Touit surda Collar et al. (1994)
Touit surda BirdLife International (2004)
Touit surda Collar and Andrew (1988)
Touit surda BirdLife International (2000)
Touit surda Sibley and Monroe (1990, 1993)
Touit surda Stotz et al. (1996)
||del Hoyo, J., Collar, N.J., Christie, D.A., Elliott, A. and Fishpool, L.D.C. 2014. HBW and BirdLife International Illustrated Checklist of the Birds of the World. Lynx Edicions BirdLife International.
||Gender agreement of species name follows David and Gosselin (2002b).
||16 cm. Green forest parrotlet. Bright grass-green, brighter on undersides. Yellowish area in forefront, around face and cheeks. Scaled appearance on crown and neck. Brownish scapulars forming two bands on back. Dark primaries and primary coverts with green patch at base of primaries. Short, square tail, golden-yellow tipped black, with green central rectrices. Female similar with yellowish-green sides of tail. Similar spp. Brown-backed Parrotlet T. melanonota has a dark brown back and bright red sides of tail. Pileated Parrot Pionopsitta pileata is large and male has red on forehead. Voice High-pitched, strident rattles

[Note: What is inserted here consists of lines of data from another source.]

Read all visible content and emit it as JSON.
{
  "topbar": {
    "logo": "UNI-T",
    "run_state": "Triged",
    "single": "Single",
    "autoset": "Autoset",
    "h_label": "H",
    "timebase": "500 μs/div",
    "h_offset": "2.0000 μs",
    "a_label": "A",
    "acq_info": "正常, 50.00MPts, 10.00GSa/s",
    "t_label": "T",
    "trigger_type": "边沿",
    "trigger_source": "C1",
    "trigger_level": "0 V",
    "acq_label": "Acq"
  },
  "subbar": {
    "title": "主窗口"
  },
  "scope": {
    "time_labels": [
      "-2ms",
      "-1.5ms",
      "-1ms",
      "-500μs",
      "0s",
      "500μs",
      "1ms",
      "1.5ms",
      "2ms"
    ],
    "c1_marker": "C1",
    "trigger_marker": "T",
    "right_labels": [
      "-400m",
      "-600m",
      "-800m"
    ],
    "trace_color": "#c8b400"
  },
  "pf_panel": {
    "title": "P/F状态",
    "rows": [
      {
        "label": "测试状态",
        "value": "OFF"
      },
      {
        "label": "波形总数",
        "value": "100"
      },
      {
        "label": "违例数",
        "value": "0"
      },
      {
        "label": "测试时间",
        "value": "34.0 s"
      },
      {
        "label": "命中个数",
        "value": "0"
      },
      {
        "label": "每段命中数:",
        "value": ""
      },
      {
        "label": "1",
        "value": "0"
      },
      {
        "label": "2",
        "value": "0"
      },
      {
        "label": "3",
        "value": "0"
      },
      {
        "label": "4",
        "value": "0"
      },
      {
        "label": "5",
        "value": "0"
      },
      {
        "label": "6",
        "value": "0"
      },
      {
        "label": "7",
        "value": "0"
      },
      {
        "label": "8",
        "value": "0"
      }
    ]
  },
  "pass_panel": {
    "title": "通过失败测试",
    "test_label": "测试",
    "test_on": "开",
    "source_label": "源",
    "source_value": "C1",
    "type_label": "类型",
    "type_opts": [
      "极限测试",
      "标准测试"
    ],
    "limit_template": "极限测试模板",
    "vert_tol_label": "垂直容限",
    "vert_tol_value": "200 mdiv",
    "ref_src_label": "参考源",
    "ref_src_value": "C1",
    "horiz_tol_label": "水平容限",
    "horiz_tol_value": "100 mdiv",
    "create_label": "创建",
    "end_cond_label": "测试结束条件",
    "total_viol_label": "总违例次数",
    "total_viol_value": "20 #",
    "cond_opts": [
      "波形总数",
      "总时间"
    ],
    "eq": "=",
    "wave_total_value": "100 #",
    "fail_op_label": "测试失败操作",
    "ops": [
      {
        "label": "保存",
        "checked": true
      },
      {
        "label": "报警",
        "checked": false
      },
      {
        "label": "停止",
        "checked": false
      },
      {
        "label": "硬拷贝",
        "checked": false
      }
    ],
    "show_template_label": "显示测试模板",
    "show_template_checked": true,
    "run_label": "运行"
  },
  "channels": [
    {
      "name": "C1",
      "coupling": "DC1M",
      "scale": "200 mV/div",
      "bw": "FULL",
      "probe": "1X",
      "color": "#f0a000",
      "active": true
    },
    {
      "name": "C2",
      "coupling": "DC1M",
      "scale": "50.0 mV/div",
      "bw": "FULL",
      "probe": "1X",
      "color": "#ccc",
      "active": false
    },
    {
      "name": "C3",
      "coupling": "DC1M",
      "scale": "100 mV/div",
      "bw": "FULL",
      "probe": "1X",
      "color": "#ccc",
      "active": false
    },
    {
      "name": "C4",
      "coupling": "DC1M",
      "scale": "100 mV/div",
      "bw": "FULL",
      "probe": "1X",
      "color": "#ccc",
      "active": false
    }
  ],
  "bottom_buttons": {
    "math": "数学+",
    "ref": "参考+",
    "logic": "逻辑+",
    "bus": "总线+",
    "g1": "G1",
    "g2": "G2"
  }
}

|Red List Category & Criteria:
||Symes, A. & Butchart, S.
||Barnett, J., Mazar Barnett, J., Oniki, Y., Whittaker, A., Willis, E. & Silveira, L.
||Benstead, P., Capper, D., Clay, R., Sharpe, C J, Symes, A.
This species is listed as Vulnerable because its population is small and declining rapidly owing to ongoing deforestation. It has been found to be more resilient to forest fragmentation than first thought, and it may be under-recorded rather than genuinely scarce, especially in the southern part of its range.
|Previously published Red List assessments:|
- 2008 – Vulnerable (VU)
- 2004 – Vulnerable (VU)
- 2000 – Endangered (EN)
- 1996 – Endangered (EN)
- 1994 – Endangered (EN)
- 1988 – Threatened (T)
|Range Description:||Touit surdus occurs in north-east Brazil (Ceará, Paraíba, Pernambuco, Alagoas and Sergipe), and in the south-east from Bahia south to Rio de Janeiro (L. F. Silveira in litt. 2012). Recent surveys have found it to be one of the commonest parrot in the Atlantic Forest of Alagoas (which has been reduced to <2% of its former extent), being present in 5 out of 15 sites surveyed (L. F. Silveira et al. in litt.) and also in Murici Ecological Station (J. M. Barnett in litt. 2002). It was also recently found nesting in arboreal termitaria in forest fragments in Pernambuco (Telino et al. 2000). The species was found in 16 out of 31 surveyed areas in southern Bahia, including the private reserves Ecoparque de Una and Estação Veracruz (formerly CVRD Porto Seguro reserve), Una Biological Reserve, and Descobrimento, Pau Brasil and Monte Pascoal National Parks (Cordeiro 2002).|
|♦ Continuing decline in area of occupancy (AOO):||Yes|
|♦ Extreme fluctuations in area of occupancy (AOO):||No||♦ Estimated extent of occurrence (EOO) - km2:||32200|
|♦ Continuing decline in extent of occurrence (EOO):||Unknown||♦ Extreme fluctuations in extent of occurrence (EOO):||No|
|♦ Number of Locations:||11-100||♦ Continuing decline in number of locations:||Unknown|
|♦ Extreme fluctuations in the number of locations:||No|
|♦ Upper elevation limit (metres):||1000|
|Range Map:||Click here to open the map viewer and explore range.|
|Population:||The species is generally rare; its population is placed in the band 2,500-9,999 mature individuals, equating to 3,750-14,999 individuals, rounded here to 3,500-15,000 individuals.|
Trend Justification: A rapid and on-going population decline is suspected on the basis of continuing habitat destruction and fragmentation.
|Current Population Trend:||Decreasing|
|♦ Number of mature individuals:||2500-9999||♦ Continuing decline of mature individuals:||Yes|
|♦ Extreme fluctuations:||No||♦ Population severely fragmented:||No|
|♦ No. of subpopulations:||2-100||♦ Continuing decline in subpopulations:||Unknown|
|♦ Extreme fluctuations in subpopulations:||No||♦ All individuals in one subpopulation:||No|